Don't miss

Replay


LATEST SHOWS

MEDIAWATCH

Dotard: an educational insult

Read more

#TECH 24

Medtech: Repairing the human body

Read more

ENCORE!

Jennifer Lawrence on why she's unafraid to speak out

Read more

#THE 51%

Hola "Ellas Hoy" - The 51 Percent welcomes its sister show on FRANCE 24 Spanish

Read more

YOU ARE HERE

A stroll through the Corsican city of Calvi, jewel of the Mediterranean

Read more

REPORTERS

The torment of Christians living in Syria’s Khabur valley

Read more

FOCUS

'Generation Merkel' yearns for continuity and stability

Read more

DOWN TO EARTH

Amazon rainforest pays heavy price for Brazil's political crisis

Read more

EYE ON AFRICA

Presidential election re-run pushed back to October 26th

Read more

Singer Isaac Hayes dies aged 65

Latest update : 2008-08-10

American soul legend Isaac Hayes has died at his home in Memphis, Tennessee at age 65. He was found unconscious by family members, who rushed him to hospital where he was pronounced dead.

Oscar-winning soul singer Isaac Hayes who, along with Al Green, James Brown and Stevie Wonder, was one of the dominant black artists in the early 1970s, died in Memphis on Sunday, his friend and former manager, Onzie Horne, said. Hayes was 65.

Horne told Reuters that he had spoken to Hayes' wife, who confirmed that Hayes was found unconscious at his home, and rushed to a local hospital where he was pronounced dead.

Hayes, a Rock and Roll Hall of Fame inductee, would have turned 66 on Aug. 20.

The deep-voiced performer reached his commercial peak in 1972 when he won an Academy Award for his No. 1 hit "Theme from 'Shaft,'" an irresistibly urgent mix of wah-wah guitars and hi-hat cymbals spiced by the famous line, "They say this cat Shaft is a bad mother-/Shut your mouth!"

Long before he became a soul singer, Hayes was a hitmaker at Memphis soul label Stax Records. He collaborated with lyricist David Porter to write and produce songs for the combustible soul duo Sam and Dave, including including "Soul Man" and "Hold On! I'm A Comin'."

With his shaved head, dark shades, extravagant clothing and plentiful jewelry, Hayes was groomed as a star in his own right by Stax executives. He released his debut album, the poor-selling "Presenting Isaac Hayes," in 1968. He broke through the following year with "Hot Buttered Soul," which contained just four songs but sold over a million copies.

His work on director Gordon Parks' urban crime drama "Shaft," a project he had hoped to star in, was the first of many forays into movie soundtracks. He got in front of the camera for the 1974 cult classic "Truck Turner" and had kept busy with film work ever since, recently appearing in the hip-hop drama "Hustle & Flow."

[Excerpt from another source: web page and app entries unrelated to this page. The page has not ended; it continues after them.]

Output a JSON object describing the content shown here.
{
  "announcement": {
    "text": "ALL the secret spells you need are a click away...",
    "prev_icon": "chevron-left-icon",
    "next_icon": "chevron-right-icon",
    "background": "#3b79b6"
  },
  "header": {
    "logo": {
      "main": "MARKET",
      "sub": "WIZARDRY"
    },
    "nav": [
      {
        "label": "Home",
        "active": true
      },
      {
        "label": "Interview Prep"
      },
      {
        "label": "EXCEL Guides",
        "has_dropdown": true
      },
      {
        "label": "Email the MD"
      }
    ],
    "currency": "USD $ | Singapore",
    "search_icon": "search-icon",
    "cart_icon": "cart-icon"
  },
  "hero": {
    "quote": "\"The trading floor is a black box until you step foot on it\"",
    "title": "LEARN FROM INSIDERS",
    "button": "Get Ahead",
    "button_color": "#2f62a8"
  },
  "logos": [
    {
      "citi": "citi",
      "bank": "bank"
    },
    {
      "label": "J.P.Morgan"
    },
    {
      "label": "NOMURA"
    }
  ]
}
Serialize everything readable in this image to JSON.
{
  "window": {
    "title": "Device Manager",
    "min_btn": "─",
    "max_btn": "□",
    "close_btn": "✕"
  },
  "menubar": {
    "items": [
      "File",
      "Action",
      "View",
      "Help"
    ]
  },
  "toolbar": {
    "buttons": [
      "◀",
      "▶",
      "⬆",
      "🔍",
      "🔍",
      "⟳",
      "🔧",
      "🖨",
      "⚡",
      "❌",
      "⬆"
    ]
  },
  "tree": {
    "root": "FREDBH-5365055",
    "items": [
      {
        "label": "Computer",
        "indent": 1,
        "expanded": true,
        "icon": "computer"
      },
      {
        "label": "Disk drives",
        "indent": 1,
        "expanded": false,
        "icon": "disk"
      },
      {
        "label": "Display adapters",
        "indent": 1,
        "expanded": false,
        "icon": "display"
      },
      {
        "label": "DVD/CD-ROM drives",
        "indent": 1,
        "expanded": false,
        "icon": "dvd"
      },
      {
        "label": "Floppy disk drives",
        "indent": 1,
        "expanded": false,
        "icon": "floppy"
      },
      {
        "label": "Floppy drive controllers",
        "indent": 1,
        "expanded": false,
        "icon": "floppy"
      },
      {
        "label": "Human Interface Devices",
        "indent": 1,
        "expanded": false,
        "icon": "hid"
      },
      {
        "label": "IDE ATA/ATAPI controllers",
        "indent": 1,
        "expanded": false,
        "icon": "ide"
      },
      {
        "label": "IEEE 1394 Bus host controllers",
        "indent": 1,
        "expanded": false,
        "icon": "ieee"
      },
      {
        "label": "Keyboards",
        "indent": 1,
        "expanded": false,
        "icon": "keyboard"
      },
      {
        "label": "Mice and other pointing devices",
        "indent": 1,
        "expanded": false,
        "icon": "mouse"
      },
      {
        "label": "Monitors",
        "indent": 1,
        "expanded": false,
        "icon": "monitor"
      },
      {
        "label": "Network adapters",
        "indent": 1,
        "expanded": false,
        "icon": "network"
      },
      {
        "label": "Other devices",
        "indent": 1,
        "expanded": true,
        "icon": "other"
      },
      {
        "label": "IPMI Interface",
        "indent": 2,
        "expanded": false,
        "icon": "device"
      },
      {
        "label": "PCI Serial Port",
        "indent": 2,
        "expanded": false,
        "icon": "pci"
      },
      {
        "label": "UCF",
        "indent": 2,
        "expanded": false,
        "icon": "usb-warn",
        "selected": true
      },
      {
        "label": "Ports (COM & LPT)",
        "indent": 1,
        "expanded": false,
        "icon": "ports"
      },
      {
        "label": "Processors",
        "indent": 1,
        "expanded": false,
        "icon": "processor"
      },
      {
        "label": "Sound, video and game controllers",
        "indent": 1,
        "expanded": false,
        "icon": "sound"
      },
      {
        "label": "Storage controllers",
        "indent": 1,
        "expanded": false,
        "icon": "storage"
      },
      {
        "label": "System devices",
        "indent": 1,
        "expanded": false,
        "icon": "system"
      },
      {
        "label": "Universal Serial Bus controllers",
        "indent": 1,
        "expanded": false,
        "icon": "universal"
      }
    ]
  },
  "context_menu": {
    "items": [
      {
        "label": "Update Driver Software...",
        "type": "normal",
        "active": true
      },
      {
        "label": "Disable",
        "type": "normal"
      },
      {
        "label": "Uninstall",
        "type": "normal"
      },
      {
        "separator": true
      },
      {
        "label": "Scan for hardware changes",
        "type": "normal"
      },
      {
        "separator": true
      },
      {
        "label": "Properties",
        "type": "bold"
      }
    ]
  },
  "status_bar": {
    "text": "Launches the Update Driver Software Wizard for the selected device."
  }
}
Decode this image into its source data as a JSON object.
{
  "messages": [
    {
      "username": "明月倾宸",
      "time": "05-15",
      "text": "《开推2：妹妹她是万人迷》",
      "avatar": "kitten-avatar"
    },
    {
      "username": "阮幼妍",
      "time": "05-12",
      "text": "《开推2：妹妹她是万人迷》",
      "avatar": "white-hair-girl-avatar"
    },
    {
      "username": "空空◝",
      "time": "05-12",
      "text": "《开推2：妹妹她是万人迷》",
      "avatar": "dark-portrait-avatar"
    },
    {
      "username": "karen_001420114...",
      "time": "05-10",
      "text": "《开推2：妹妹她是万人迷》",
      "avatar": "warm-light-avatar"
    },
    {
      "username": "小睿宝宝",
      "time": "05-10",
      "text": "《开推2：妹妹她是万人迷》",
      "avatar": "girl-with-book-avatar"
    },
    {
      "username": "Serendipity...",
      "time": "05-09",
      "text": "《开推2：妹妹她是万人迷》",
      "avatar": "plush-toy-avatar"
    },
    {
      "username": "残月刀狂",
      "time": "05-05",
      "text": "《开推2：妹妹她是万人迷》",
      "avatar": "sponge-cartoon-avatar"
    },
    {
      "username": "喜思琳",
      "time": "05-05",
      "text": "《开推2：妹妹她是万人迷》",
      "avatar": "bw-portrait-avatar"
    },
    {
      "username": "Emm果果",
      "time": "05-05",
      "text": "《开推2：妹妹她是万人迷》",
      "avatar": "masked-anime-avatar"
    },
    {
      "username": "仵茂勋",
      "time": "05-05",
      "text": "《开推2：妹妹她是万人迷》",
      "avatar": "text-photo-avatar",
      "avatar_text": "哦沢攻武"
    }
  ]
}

In his later years, Hayes reached a new audience by supplying the voice for Chef, the libidinous sage on the cartoon series "South Park." But he left the show a few years ago because he disagreed with its attacks on Scientology, the religious movement to which he belonged.

Date created : 2008-08-10

COMMENT(S)